**Problem to solve**
The records that follow must be repeated verbatim, every one of them.

**Supplied records**
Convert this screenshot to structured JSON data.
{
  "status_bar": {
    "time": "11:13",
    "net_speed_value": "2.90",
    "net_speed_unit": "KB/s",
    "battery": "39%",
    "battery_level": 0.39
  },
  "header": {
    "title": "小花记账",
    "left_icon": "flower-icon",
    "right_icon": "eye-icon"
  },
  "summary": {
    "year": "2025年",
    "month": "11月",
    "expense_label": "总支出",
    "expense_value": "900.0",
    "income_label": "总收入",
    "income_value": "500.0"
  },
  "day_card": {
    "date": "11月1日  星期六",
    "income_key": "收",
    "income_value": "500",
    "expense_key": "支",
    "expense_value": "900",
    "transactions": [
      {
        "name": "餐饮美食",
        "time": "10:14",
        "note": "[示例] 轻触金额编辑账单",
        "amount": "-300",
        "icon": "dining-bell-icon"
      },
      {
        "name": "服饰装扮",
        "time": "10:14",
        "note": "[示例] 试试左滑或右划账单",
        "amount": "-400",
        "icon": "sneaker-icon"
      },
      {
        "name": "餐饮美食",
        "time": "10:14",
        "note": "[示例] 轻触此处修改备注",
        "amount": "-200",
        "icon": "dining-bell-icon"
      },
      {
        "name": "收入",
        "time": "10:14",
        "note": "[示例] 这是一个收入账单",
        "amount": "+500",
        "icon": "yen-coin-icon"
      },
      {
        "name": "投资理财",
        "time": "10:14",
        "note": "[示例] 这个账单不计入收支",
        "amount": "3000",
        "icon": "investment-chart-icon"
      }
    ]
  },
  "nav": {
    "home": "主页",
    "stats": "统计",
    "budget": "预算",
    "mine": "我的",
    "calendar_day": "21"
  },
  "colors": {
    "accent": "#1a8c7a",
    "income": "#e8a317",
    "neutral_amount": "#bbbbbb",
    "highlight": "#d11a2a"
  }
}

**Written answer**
Convert this screenshot to structured JSON data.
{
  "status_bar": {
    "time": "11:13",
    "net_speed_value": "2.90",
    "net_speed_unit": "KB/s",
    "battery": "39%",
    "battery_level": 0.39
  },
  "header": {
    "title": "小花记账",
    "left_icon": "flower-icon",
    "right_icon": "eye-icon"
  },
  "summary": {
    "year": "2025年",
    "month": "11月",
    "expense_label": "总支出",
    "expense_value": "900.0",
    "income_label": "总收入",
    "income_value": "500.0"
  },
  "day_card": {
    "date": "11月1日  星期六",
    "income_key": "收",
    "income_value": "500",
    "expense_key": "支",
    "expense_value": "900",
    "transactions": [
      {
        "name": "餐饮美食",
        "time": "10:14",
        "note": "[示例] 轻触金额编辑账单",
        "amount": "-300",
        "icon": "dining-bell-icon"
      },
      {
        "name": "服饰装扮",
        "time": "10:14",
        "note": "[示例] 试试左滑或右划账单",
        "amount": "-400",
        "icon": "sneaker-icon"
      },
      {
        "name": "餐饮美食",
        "time": "10:14",
        "note": "[示例] 轻触此处修改备注",
        "amount": "-200",
        "icon": "dining-bell-icon"
      },
      {
        "name": "收入",
        "time": "10:14",
        "note": "[示例] 这是一个收入账单",
        "amount": "+500",
        "icon": "yen-coin-icon"
      },
      {
        "name": "投资理财",
        "time": "10:14",
        "note": "[示例] 这个账单不计入收支",
        "amount": "3000",
        "icon": "investment-chart-icon"
      }
    ]
  },
  "nav": {
    "home": "主页",
    "stats": "统计",
    "budget": "预算",
    "mine": "我的",
    "calendar_day": "21"
  },
  "colors": {
    "accent": "#1a8c7a",
    "income": "#e8a317",
    "neutral_amount": "#bbbbbb",
    "highlight": "#d11a2a"
  }
}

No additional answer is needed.